[Dataset rows describing interfaces]
<<<<
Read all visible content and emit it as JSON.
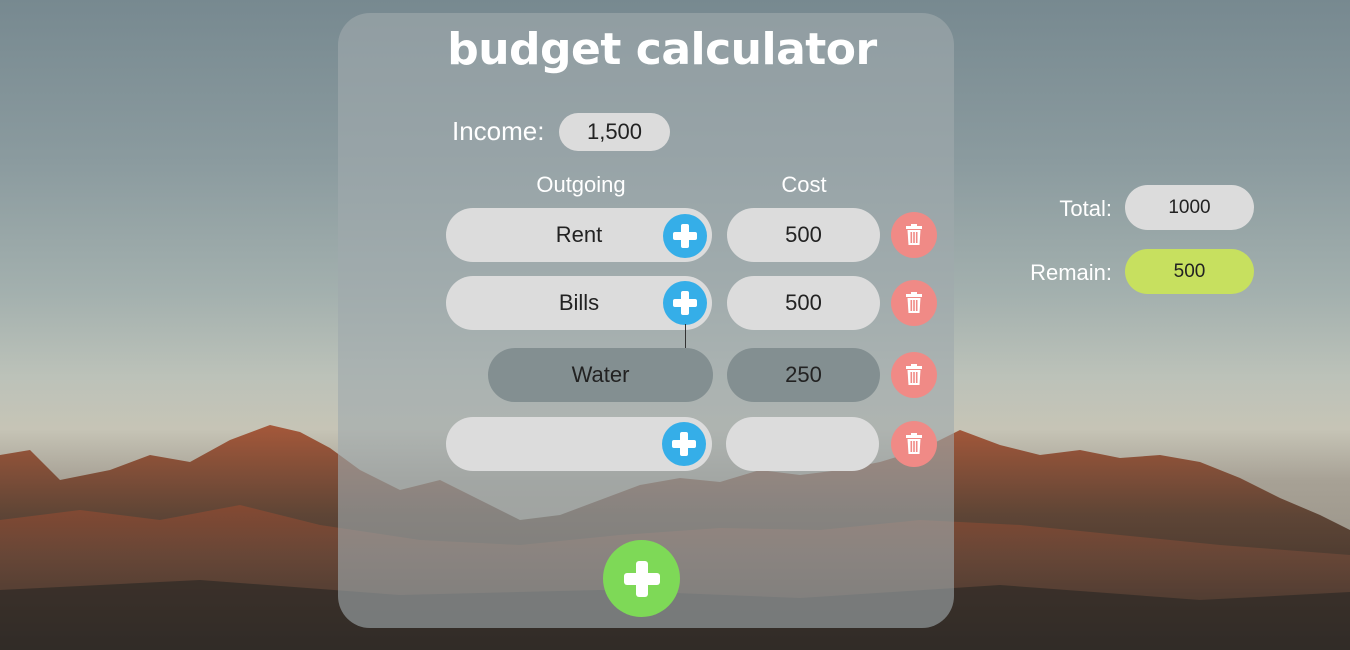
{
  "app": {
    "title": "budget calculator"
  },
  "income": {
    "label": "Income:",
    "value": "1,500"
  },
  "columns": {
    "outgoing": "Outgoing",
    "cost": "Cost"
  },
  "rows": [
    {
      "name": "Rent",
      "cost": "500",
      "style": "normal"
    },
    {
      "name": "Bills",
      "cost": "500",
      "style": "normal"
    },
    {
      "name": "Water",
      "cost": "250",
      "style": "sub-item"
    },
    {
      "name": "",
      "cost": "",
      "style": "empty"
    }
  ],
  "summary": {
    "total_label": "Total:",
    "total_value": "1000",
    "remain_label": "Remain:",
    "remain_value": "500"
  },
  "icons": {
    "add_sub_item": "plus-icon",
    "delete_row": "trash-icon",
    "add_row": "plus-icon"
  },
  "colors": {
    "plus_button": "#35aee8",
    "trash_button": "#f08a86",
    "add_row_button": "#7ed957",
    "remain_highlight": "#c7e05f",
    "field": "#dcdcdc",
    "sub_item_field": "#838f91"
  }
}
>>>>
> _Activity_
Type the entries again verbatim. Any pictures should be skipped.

> _Output below_
Read all visible content and emit it as JSON.
{
  "app": {
    "title": "budget calculator"
  },
  "income": {
    "label": "Income:",
    "value": "1,500"
  },
  "columns": {
    "outgoing": "Outgoing",
    "cost": "Cost"
  },
  "rows": [
    {
      "name": "Rent",
      "cost": "500",
      "style": "normal"
    },
    {
      "name": "Bills",
      "cost": "500",
      "style": "normal"
    },
    {
      "name": "Water",
      "cost": "250",
      "style": "sub-item"
    },
    {
      "name": "",
      "cost": "",
      "style": "empty"
    }
  ],
  "summary": {
    "total_label": "Total:",
    "total_value": "1000",
    "remain_label": "Remain:",
    "remain_value": "500"
  },
  "icons": {
    "add_sub_item": "plus-icon",
    "delete_row": "trash-icon",
    "add_row": "plus-icon"
  },
  "colors": {
    "plus_button": "#35aee8",
    "trash_button": "#f08a86",
    "add_row_button": "#7ed957",
    "remain_highlight": "#c7e05f",
    "field": "#dcdcdc",
    "sub_item_field": "#838f91"
  }
}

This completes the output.